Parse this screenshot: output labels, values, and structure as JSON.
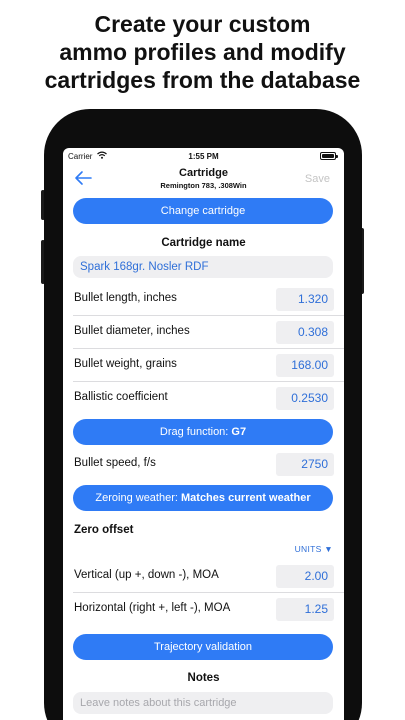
{
  "headline": {
    "line1": "Create your custom",
    "line2": "ammo profiles and modify",
    "line3": "cartridges from the database"
  },
  "status_bar": {
    "carrier": "Carrier",
    "time": "1:55 PM"
  },
  "nav": {
    "title": "Cartridge",
    "subtitle": "Remington 783, .308Win",
    "save_label": "Save"
  },
  "change_cartridge_label": "Change cartridge",
  "cartridge_name": {
    "title": "Cartridge name",
    "value": "Spark 168gr. Nosler RDF"
  },
  "fields": [
    {
      "label": "Bullet length, inches",
      "value": "1.320"
    },
    {
      "label": "Bullet diameter, inches",
      "value": "0.308"
    },
    {
      "label": "Bullet weight, grains",
      "value": "168.00"
    },
    {
      "label": "Ballistic coefficient",
      "value": "0.2530"
    }
  ],
  "drag_function": {
    "prefix": "Drag function: ",
    "value": "G7"
  },
  "bullet_speed": {
    "label": "Bullet speed, f/s",
    "value": "2750"
  },
  "zeroing_weather": {
    "prefix": "Zeroing weather: ",
    "value": "Matches current weather"
  },
  "zero_offset": {
    "title": "Zero offset",
    "units_label": "UNITS",
    "units_icon": "triangle-down",
    "vertical": {
      "label": "Vertical (up +, down -), MOA",
      "value": "2.00"
    },
    "horizontal": {
      "label": "Horizontal (right +, left -), MOA",
      "value": "1.25"
    }
  },
  "trajectory_validation_label": "Trajectory validation",
  "notes": {
    "title": "Notes",
    "placeholder": "Leave notes about this cartridge"
  },
  "colors": {
    "accent": "#2f7bf5",
    "value_text": "#2f6fd8",
    "field_bg": "#efeff1",
    "phone_frame": "#0d0d0d"
  }
}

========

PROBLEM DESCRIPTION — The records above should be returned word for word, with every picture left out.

OUTPUT FOR THIS TASK —
Parse this screenshot: output labels, values, and structure as JSON.
{
  "headline": {
    "line1": "Create your custom",
    "line2": "ammo profiles and modify",
    "line3": "cartridges from the database"
  },
  "status_bar": {
    "carrier": "Carrier",
    "time": "1:55 PM"
  },
  "nav": {
    "title": "Cartridge",
    "subtitle": "Remington 783, .308Win",
    "save_label": "Save"
  },
  "change_cartridge_label": "Change cartridge",
  "cartridge_name": {
    "title": "Cartridge name",
    "value": "Spark 168gr. Nosler RDF"
  },
  "fields": [
    {
      "label": "Bullet length, inches",
      "value": "1.320"
    },
    {
      "label": "Bullet diameter, inches",
      "value": "0.308"
    },
    {
      "label": "Bullet weight, grains",
      "value": "168.00"
    },
    {
      "label": "Ballistic coefficient",
      "value": "0.2530"
    }
  ],
  "drag_function": {
    "prefix": "Drag function: ",
    "value": "G7"
  },
  "bullet_speed": {
    "label": "Bullet speed, f/s",
    "value": "2750"
  },
  "zeroing_weather": {
    "prefix": "Zeroing weather: ",
    "value": "Matches current weather"
  },
  "zero_offset": {
    "title": "Zero offset",
    "units_label": "UNITS",
    "units_icon": "triangle-down",
    "vertical": {
      "label": "Vertical (up +, down -), MOA",
      "value": "2.00"
    },
    "horizontal": {
      "label": "Horizontal (right +, left -), MOA",
      "value": "1.25"
    }
  },
  "trajectory_validation_label": "Trajectory validation",
  "notes": {
    "title": "Notes",
    "placeholder": "Leave notes about this cartridge"
  },
  "colors": {
    "accent": "#2f7bf5",
    "value_text": "#2f6fd8",
    "field_bg": "#efeff1",
    "phone_frame": "#0d0d0d"
  }
}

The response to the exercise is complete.